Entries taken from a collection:

--*--

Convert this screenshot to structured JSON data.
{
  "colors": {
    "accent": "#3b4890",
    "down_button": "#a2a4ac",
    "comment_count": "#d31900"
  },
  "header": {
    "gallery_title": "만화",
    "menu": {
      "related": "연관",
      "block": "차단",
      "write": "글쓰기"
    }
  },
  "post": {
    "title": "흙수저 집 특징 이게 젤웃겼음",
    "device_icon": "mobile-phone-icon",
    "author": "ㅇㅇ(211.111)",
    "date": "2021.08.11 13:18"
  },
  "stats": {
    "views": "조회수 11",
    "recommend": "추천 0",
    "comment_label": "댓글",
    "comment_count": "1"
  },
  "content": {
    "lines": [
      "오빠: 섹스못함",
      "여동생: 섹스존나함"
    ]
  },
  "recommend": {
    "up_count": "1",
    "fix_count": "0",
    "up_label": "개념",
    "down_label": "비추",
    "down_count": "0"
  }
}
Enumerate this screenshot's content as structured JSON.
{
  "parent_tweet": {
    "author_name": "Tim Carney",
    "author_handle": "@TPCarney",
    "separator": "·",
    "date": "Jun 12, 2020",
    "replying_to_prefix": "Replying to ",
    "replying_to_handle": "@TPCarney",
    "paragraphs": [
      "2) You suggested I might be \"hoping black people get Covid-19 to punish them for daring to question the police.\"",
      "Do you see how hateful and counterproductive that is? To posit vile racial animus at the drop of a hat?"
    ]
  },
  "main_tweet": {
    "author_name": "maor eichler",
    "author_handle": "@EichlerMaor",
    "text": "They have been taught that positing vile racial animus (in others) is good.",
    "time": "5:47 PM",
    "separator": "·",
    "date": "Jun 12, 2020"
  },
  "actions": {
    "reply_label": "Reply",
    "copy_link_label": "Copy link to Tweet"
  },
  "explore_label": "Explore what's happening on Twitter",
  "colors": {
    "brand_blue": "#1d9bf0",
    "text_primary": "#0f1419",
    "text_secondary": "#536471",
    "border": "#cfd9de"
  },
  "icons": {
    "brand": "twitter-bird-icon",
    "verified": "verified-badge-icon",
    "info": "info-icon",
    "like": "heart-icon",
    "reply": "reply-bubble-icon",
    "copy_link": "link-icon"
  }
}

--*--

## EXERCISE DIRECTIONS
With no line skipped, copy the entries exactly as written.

## ANSWER TO THIS PROBLEM
Convert this screenshot to structured JSON data.
{
  "colors": {
    "accent": "#3b4890",
    "down_button": "#a2a4ac",
    "comment_count": "#d31900"
  },
  "header": {
    "gallery_title": "만화",
    "menu": {
      "related": "연관",
      "block": "차단",
      "write": "글쓰기"
    }
  },
  "post": {
    "title": "흙수저 집 특징 이게 젤웃겼음",
    "device_icon": "mobile-phone-icon",
    "author": "ㅇㅇ(211.111)",
    "date": "2021.08.11 13:18"
  },
  "stats": {
    "views": "조회수 11",
    "recommend": "추천 0",
    "comment_label": "댓글",
    "comment_count": "1"
  },
  "content": {
    "lines": [
      "오빠: 섹스못함",
      "여동생: 섹스존나함"
    ]
  },
  "recommend": {
    "up_count": "1",
    "fix_count": "0",
    "up_label": "개념",
    "down_label": "비추",
    "down_count": "0"
  }
}
Enumerate this screenshot's content as structured JSON.
{
  "parent_tweet": {
    "author_name": "Tim Carney",
    "author_handle": "@TPCarney",
    "separator": "·",
    "date": "Jun 12, 2020",
    "replying_to_prefix": "Replying to ",
    "replying_to_handle": "@TPCarney",
    "paragraphs": [
      "2) You suggested I might be \"hoping black people get Covid-19 to punish them for daring to question the police.\"",
      "Do you see how hateful and counterproductive that is? To posit vile racial animus at the drop of a hat?"
    ]
  },
  "main_tweet": {
    "author_name": "maor eichler",
    "author_handle": "@EichlerMaor",
    "text": "They have been taught that positing vile racial animus (in others) is good.",
    "time": "5:47 PM",
    "separator": "·",
    "date": "Jun 12, 2020"
  },
  "actions": {
    "reply_label": "Reply",
    "copy_link_label": "Copy link to Tweet"
  },
  "explore_label": "Explore what's happening on Twitter",
  "colors": {
    "brand_blue": "#1d9bf0",
    "text_primary": "#0f1419",
    "text_secondary": "#536471",
    "border": "#cfd9de"
  },
  "icons": {
    "brand": "twitter-bird-icon",
    "verified": "verified-badge-icon",
    "info": "info-icon",
    "like": "heart-icon",
    "reply": "reply-bubble-icon",
    "copy_link": "link-icon"
  }
}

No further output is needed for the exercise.